In 1974, USC was down 24-0 at halftime to Notre Dame when A.D. returned the second-half kickoff 102 yards to ignite the most stunning come-from-behind victory in the storied history of Trojan football.
On November 30, 1974, the fifth-ranked Irish traveled to Los Angeles to face the number-six Trojans at the Coliseum. With the Heisman Trophy voting deadline December 3, many ballots had already been cast. The Irish Killer scored four touchdowns, including the kick return that led to a 55-24 victory in a game that has come to be known as The Comeback.
After Archie Griffin of Ohio State was awarded the 1974 Heisman Trophy in a landslide — more than doubling Davis’ total — Heisman voting protocol was changed, with balloting taking place after all regular season games had been played.
Anthony Davis led the Pac-8 in in yards from scrimmage in each of his three seasons and is the first player in conference history to rush for more than 1,000 yards three straight years.
One of the great returners in college history, Davis scored six career touchdowns on kickoff returns, which stood as the NCAA record until it was broken by C.J. Spiller in 2009. In 1974, he averaged 42.5 yards per return, still an NCAA record.
Before Bo Jackson and Deion Sanders, there was Anthony Davis.
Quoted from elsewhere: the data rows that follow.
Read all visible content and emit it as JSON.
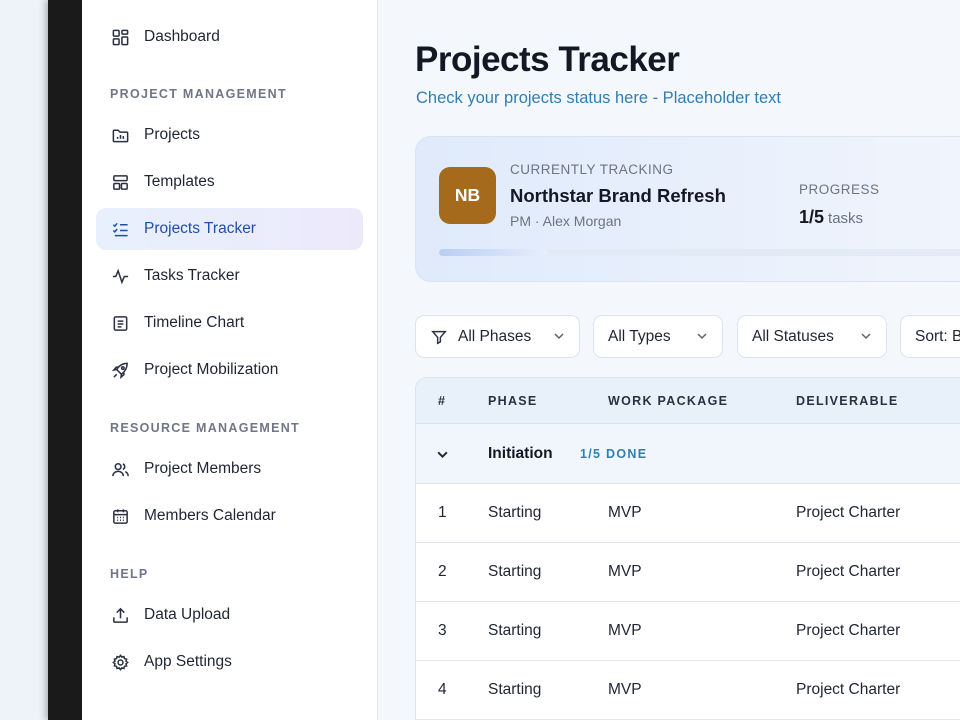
{
  "sidebar": {
    "dashboard": "Dashboard",
    "sections": {
      "project_management": "PROJECT MANAGEMENT",
      "resource_management": "RESOURCE MANAGEMENT",
      "help": "HELP"
    },
    "items": [
      {
        "label": "Projects",
        "icon": "folder-chart-icon"
      },
      {
        "label": "Templates",
        "icon": "layout-icon"
      },
      {
        "label": "Projects Tracker",
        "icon": "checklist-icon",
        "active": true
      },
      {
        "label": "Tasks Tracker",
        "icon": "activity-icon"
      },
      {
        "label": "Timeline Chart",
        "icon": "document-list-icon"
      },
      {
        "label": "Project Mobilization",
        "icon": "rocket-icon"
      },
      {
        "label": "Project Members",
        "icon": "users-icon"
      },
      {
        "label": "Members Calendar",
        "icon": "calendar-icon"
      },
      {
        "label": "Data Upload",
        "icon": "upload-icon"
      },
      {
        "label": "App Settings",
        "icon": "gear-icon"
      }
    ]
  },
  "main": {
    "title": "Projects Tracker",
    "subtitle": "Check your projects status here - Placeholder text"
  },
  "tracking": {
    "label": "CURRENTLY TRACKING",
    "initials": "NB",
    "avatar_color": "#a56a1c",
    "project_name": "Northstar Brand Refresh",
    "pm": "PM · Alex Morgan",
    "progress_label": "PROGRESS",
    "progress_value": "1/5",
    "progress_unit": "tasks",
    "progress_fraction": 0.2
  },
  "filters": {
    "phases": "All Phases",
    "types": "All Types",
    "statuses": "All Statuses",
    "sort": "Sort: B"
  },
  "table": {
    "headers": {
      "num": "#",
      "phase": "PHASE",
      "work_package": "WORK PACKAGE",
      "deliverable": "DELIVERABLE"
    },
    "group": {
      "name": "Initiation",
      "done": "1/5 DONE"
    },
    "rows": [
      {
        "num": "1",
        "phase": "Starting",
        "work_package": "MVP",
        "deliverable": "Project Charter"
      },
      {
        "num": "2",
        "phase": "Starting",
        "work_package": "MVP",
        "deliverable": "Project Charter"
      },
      {
        "num": "3",
        "phase": "Starting",
        "work_package": "MVP",
        "deliverable": "Project Charter"
      },
      {
        "num": "4",
        "phase": "Starting",
        "work_package": "MVP",
        "deliverable": "Project Charter"
      }
    ]
  },
  "colors": {
    "accent": "#2f7fb2",
    "active_nav_text": "#1f4fa8"
  }
}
As a USC junior, the switch-hitting right fielder batted .269, with six home runs and 45 RBI. The speedy Davis also led the team in triples and stolen bases.
Davis was selected three times in the major league draft: twice by the Baltimore Orioles and once by the Minnesota Twins. He was also picked in the second round of the 1975 NFL draft by the New York Jets.
When the Jets balked at Davis’ contract demands and the Twins couldn’t pay him enough, A.D. opted to play for the Southern California Sun of the upstart World Football League. His five-year, $ 1.7 million deal with the Sun included a $ 200,000 cash bonus and a Rolls-Royce.
In 1975, he led the World Football League with 1,200 rushing yards as a rookie and his 16 rushing touchdowns in 12 games is a WFL record. But his pro career fizzled.
When the WFL folded, Davis moved on, signing a huge contract with the CFL Toronto Argonauts in 1976. The Canadian league’s first million dollar man, A.D. proved to be the most expensive decoy in the CFL history, as he rushed for only 417 yards in his only season in Canada.
The Tampa Bay Buccaneers took Davis in the 1976 expansion draft, where he was reunited with his former USC coach, John McKay. Playing in 11 games, Davis rushed 95 times for 297 yards in 1977.
A.D. played two games for the Houston Oilers in 1978 and two games for the Los Angeles Rams the following year. In 1983, four years after he had last played, Davis had a short stint with the USFL Los Angeles Express before retiring from football.
The first man to play in four professional football leagues, Davis competed in the World, Canadian, National and United States leagues. A 1974 consensus All-American, Davis is a two-time winner of the Voit Memorial Trophy, awarded annually to the most outstanding football player on the Pacific coast.
More than four decades after leaving USC, Anthony Davis is still 12th on the Pac-12 career touchdowns list and remains one of the greatest athletes in Trojan history. Mr. Davis was enshrined in the College Football Hall of Fame in August 2006.